→ **WHAT IS EXPECTED**: Search the material for lines containing the word "name", and copy each one.

**** DATA PROVIDED

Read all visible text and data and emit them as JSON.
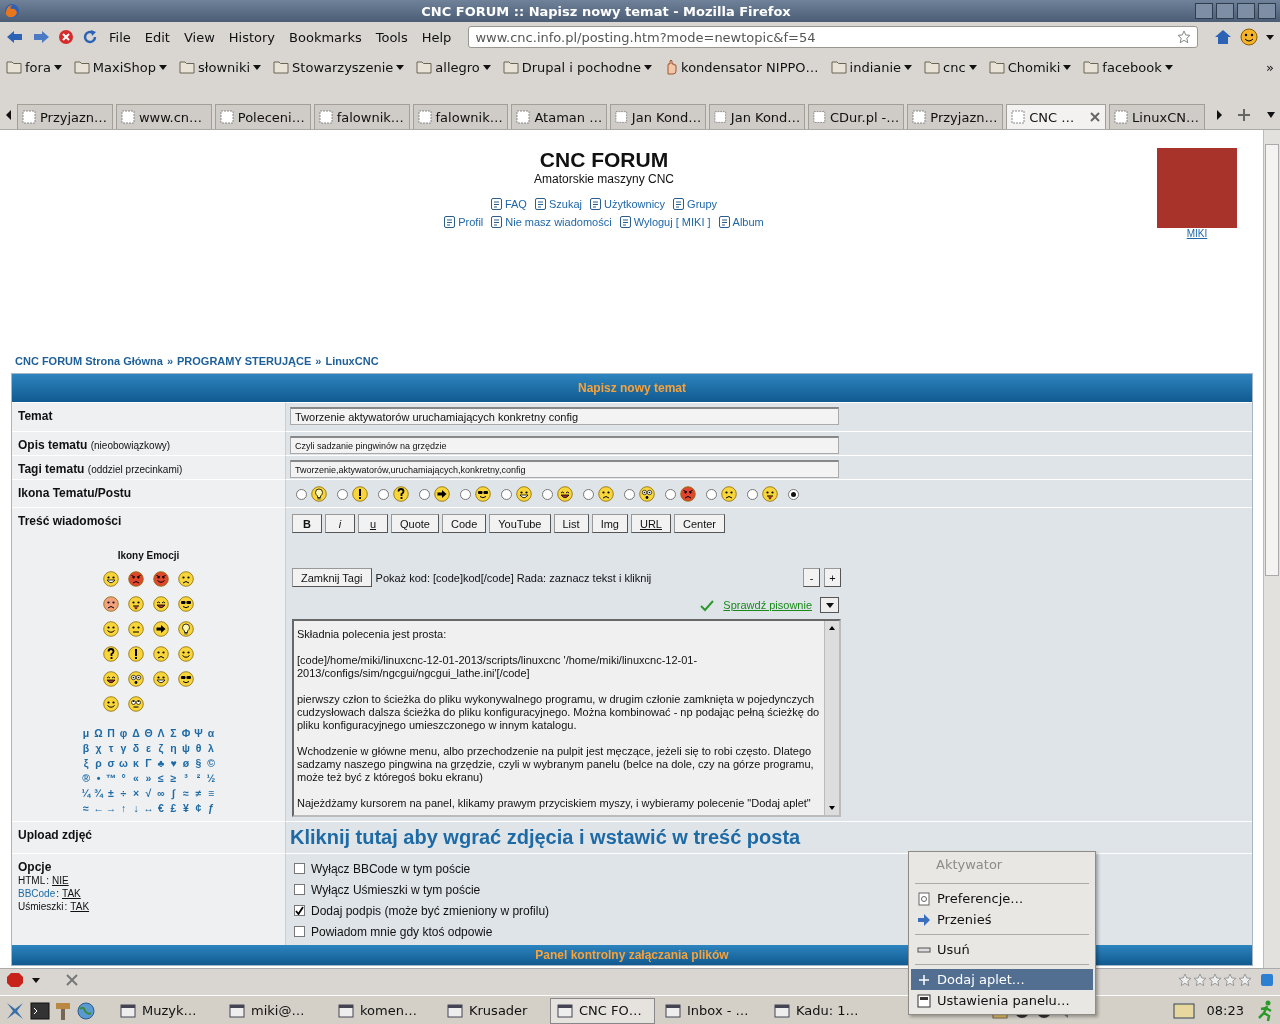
{
  "window": {
    "title": "CNC FORUM :: Napisz nowy temat - Mozilla Firefox"
  },
  "menu": [
    "File",
    "Edit",
    "View",
    "History",
    "Bookmarks",
    "Tools",
    "Help"
  ],
  "address": {
    "value": "www.cnc.info.pl/posting.htm?mode=newtopic&f=54"
  },
  "bookmarks": [
    {
      "label": "fora",
      "kind": "folder"
    },
    {
      "label": "MaxiShop",
      "kind": "folder"
    },
    {
      "label": "słowniki",
      "kind": "folder"
    },
    {
      "label": "Stowarzyszenie",
      "kind": "folder"
    },
    {
      "label": "allegro",
      "kind": "folder"
    },
    {
      "label": "Drupal i pochodne",
      "kind": "folder"
    },
    {
      "label": "kondensator NIPPO…",
      "kind": "page"
    },
    {
      "label": "indianie",
      "kind": "folder"
    },
    {
      "label": "cnc",
      "kind": "folder"
    },
    {
      "label": "Chomiki",
      "kind": "folder"
    },
    {
      "label": "facebook",
      "kind": "folder"
    }
  ],
  "bookmarks_overflow": "»",
  "tabs": [
    {
      "label": "Przyjazn…",
      "selected": false
    },
    {
      "label": "www.cn…",
      "selected": false
    },
    {
      "label": "Poleceni…",
      "selected": false
    },
    {
      "label": "falownik…",
      "selected": false
    },
    {
      "label": "falownik…",
      "selected": false
    },
    {
      "label": "Ataman …",
      "selected": false
    },
    {
      "label": "Jan Kond…",
      "selected": false
    },
    {
      "label": "Jan Kond…",
      "selected": false
    },
    {
      "label": "CDur.pl -…",
      "selected": false
    },
    {
      "label": "Przyjazn…",
      "selected": false
    },
    {
      "label": "CNC …",
      "selected": true
    },
    {
      "label": "LinuxCN…",
      "selected": false
    }
  ],
  "header": {
    "title": "CNC FORUM",
    "subtitle": "Amatorskie maszyny CNC",
    "links_row_1": [
      "FAQ",
      "Szukaj",
      "Użytkownicy",
      "Grupy"
    ],
    "links_row_2": [
      "Profil",
      "Nie masz wiadomości",
      "Wyloguj [ MIKI ]",
      "Album"
    ],
    "user": "MIKI"
  },
  "breadcrumb": [
    {
      "label": "CNC FORUM Strona Główna"
    },
    {
      "sep": "»",
      "label": "PROGRAMY STERUJĄCE"
    },
    {
      "sep": "»",
      "label": "LinuxCNC"
    }
  ],
  "form": {
    "title": "Napisz nowy temat",
    "subject": {
      "label": "Temat",
      "value": "Tworzenie aktywatorów uruchamiających konkretny config"
    },
    "description": {
      "label": "Opis tematu",
      "note": "(nieobowiązkowy)",
      "value": "Czyli sadzanie pingwinów na grzędzie"
    },
    "tags": {
      "label": "Tagi tematu",
      "note": "(oddziel przecinkami)",
      "value": "Tworzenie,aktywatorów,uruchamiających,konkretny,config"
    },
    "post_icon": {
      "label": "Ikona Tematu/Postu",
      "options": [
        {
          "kind": "idea",
          "selected": false
        },
        {
          "kind": "exclaim",
          "selected": false
        },
        {
          "kind": "question",
          "selected": false
        },
        {
          "kind": "arrow",
          "selected": false
        },
        {
          "kind": "cool",
          "selected": false
        },
        {
          "kind": "grin",
          "selected": false
        },
        {
          "kind": "lol",
          "selected": false
        },
        {
          "kind": "sad",
          "selected": false
        },
        {
          "kind": "eek",
          "selected": false
        },
        {
          "kind": "mad",
          "selected": false
        },
        {
          "kind": "sad",
          "selected": false
        },
        {
          "kind": "razz",
          "selected": false
        },
        {
          "kind": "none",
          "selected": true
        }
      ]
    },
    "message": {
      "label": "Treść wiadomości",
      "emoticons_title": "Ikony Emocji",
      "emoticons": [
        {
          "kind": "grin"
        },
        {
          "kind": "mad"
        },
        {
          "kind": "evil"
        },
        {
          "kind": "sad"
        },
        {
          "kind": "redface"
        },
        {
          "kind": "razz"
        },
        {
          "kind": "lol"
        },
        {
          "kind": "cool"
        },
        {
          "kind": "smile"
        },
        {
          "kind": "neutral"
        },
        {
          "kind": "arrow"
        },
        {
          "kind": "idea"
        },
        {
          "kind": "question"
        },
        {
          "kind": "exclaim"
        },
        {
          "kind": "sad"
        },
        {
          "kind": "smile"
        },
        {
          "kind": "lol"
        },
        {
          "kind": "eek"
        },
        {
          "kind": "grin"
        },
        {
          "kind": "cool"
        },
        {
          "kind": "smile"
        },
        {
          "kind": "rolleyes"
        }
      ],
      "special_chars": [
        "μ",
        "Ω",
        "Π",
        "φ",
        "Δ",
        "Θ",
        "Λ",
        "Σ",
        "Φ",
        "Ψ",
        "α",
        "β",
        "χ",
        "τ",
        "γ",
        "δ",
        "ε",
        "ζ",
        "η",
        "ψ",
        "θ",
        "λ",
        "ξ",
        "ρ",
        "σ",
        "ω",
        "κ",
        "Γ",
        "♣",
        "♥",
        "ø",
        "§",
        "©",
        "®",
        "•",
        "™",
        "°",
        "«",
        "»",
        "≤",
        "≥",
        "³",
        "²",
        "½",
        "¼",
        "¾",
        "±",
        "÷",
        "×",
        "√",
        "∞",
        "∫",
        "≈",
        "≠",
        "≡",
        "≈",
        "←",
        "→",
        "↑",
        "↓",
        "↔",
        "€",
        "£",
        "¥",
        "¢",
        "ƒ"
      ],
      "toolbar": [
        {
          "label": "B",
          "kind": "bold"
        },
        {
          "label": "i",
          "kind": "italic"
        },
        {
          "label": "u",
          "kind": "underline"
        },
        {
          "label": "Quote",
          "kind": "plain"
        },
        {
          "label": "Code",
          "kind": "plain"
        },
        {
          "label": "YouTube",
          "kind": "plain"
        },
        {
          "label": "List",
          "kind": "plain"
        },
        {
          "label": "Img",
          "kind": "plain"
        },
        {
          "label": "URL",
          "kind": "underline"
        },
        {
          "label": "Center",
          "kind": "plain"
        }
      ],
      "close_tags": "Zamknij Tagi",
      "hint": "Pokaż kod: [code]kod[/code] Rada: zaznacz tekst i kliknij",
      "size_buttons": [
        "-",
        "+"
      ],
      "spellcheck": "Sprawdź pisownie",
      "text": "Składnia polecenia jest prosta:\n\n[code]/home/miki/linuxcnc-12-01-2013/scripts/linuxcnc '/home/miki/linuxcnc-12-01-2013/configs/sim/ngcgui/ngcgui_lathe.ini'[/code]\n\npierwszy człon to ścieżka do pliku wykonywalnego programu, w drugim członie zamknięta w pojedynczych cudzysłowach dalsza ścieżka do pliku konfiguracyjnego. Można kombinować - np podając pełną ścieżkę do pliku konfiguracyjnego umieszczonego w innym katalogu.\n\nWchodzenie w główne menu, albo przechodzenie na pulpit jest męczące, jeżeli się to robi często. Dlatego sadzamy naszego pingwina na grzędzie, czyli w wybranym panelu (belce na dole, czy na górze programu, może też być z któregoś boku ekranu)\n\nNajeżdżamy kursorem na panel, klikamy prawym przyciskiem myszy, i wybieramy polecenie \"Dodaj aplet\""
    },
    "upload": {
      "label": "Upload zdjęć",
      "link": "Kliknij tutaj aby wgrać zdjęcia i wstawić w treść posta"
    },
    "options": {
      "label": "Opcje",
      "settings": [
        {
          "name": "HTML",
          "after": ":",
          "value": "NIE",
          "link": false
        },
        {
          "name": "BBCode",
          "after": ":",
          "value": "TAK",
          "link": true
        },
        {
          "name": "Uśmieszki",
          "after": ":",
          "value": "TAK",
          "link": false
        }
      ],
      "checkboxes": [
        {
          "label": "Wyłącz BBCode w tym poście",
          "checked": false
        },
        {
          "label": "Wyłącz Uśmieszki w tym poście",
          "checked": false
        },
        {
          "label": "Dodaj podpis (może być zmieniony w profilu)",
          "checked": true
        },
        {
          "label": "Powiadom mnie gdy ktoś odpowie",
          "checked": false
        }
      ]
    },
    "attachments_title": "Panel kontrolny załączania plików"
  },
  "status_bar": {
    "stars": 0
  },
  "taskbar": {
    "tasks": [
      {
        "label": "Muzyk…",
        "selected": false
      },
      {
        "label": "miki@…",
        "selected": false
      },
      {
        "label": "komen…",
        "selected": false
      },
      {
        "label": "Krusader",
        "selected": false
      },
      {
        "label": "CNC FO…",
        "selected": true
      },
      {
        "label": "Inbox - …",
        "selected": false
      },
      {
        "label": "Kadu: 1…",
        "selected": false
      }
    ],
    "clock": "08:23"
  },
  "context_menu": {
    "items": [
      {
        "kind": "title",
        "label": "Aktywator"
      },
      {
        "kind": "separator"
      },
      {
        "kind": "prefs",
        "label": "Preferencje…",
        "selected": false
      },
      {
        "kind": "move",
        "label": "Przenieś",
        "selected": false
      },
      {
        "kind": "separator"
      },
      {
        "kind": "remove",
        "label": "Usuń",
        "selected": false
      },
      {
        "kind": "separator"
      },
      {
        "kind": "add",
        "label": "Dodaj aplet…",
        "selected": true
      },
      {
        "kind": "settings",
        "label": "Ustawienia panelu…",
        "selected": false
      }
    ]
  }
}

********

→ **OUTPUT FOR THIS TASK**:
          "name": "HTML",
          "name": "BBCode",
          "name": "Uśmieszki",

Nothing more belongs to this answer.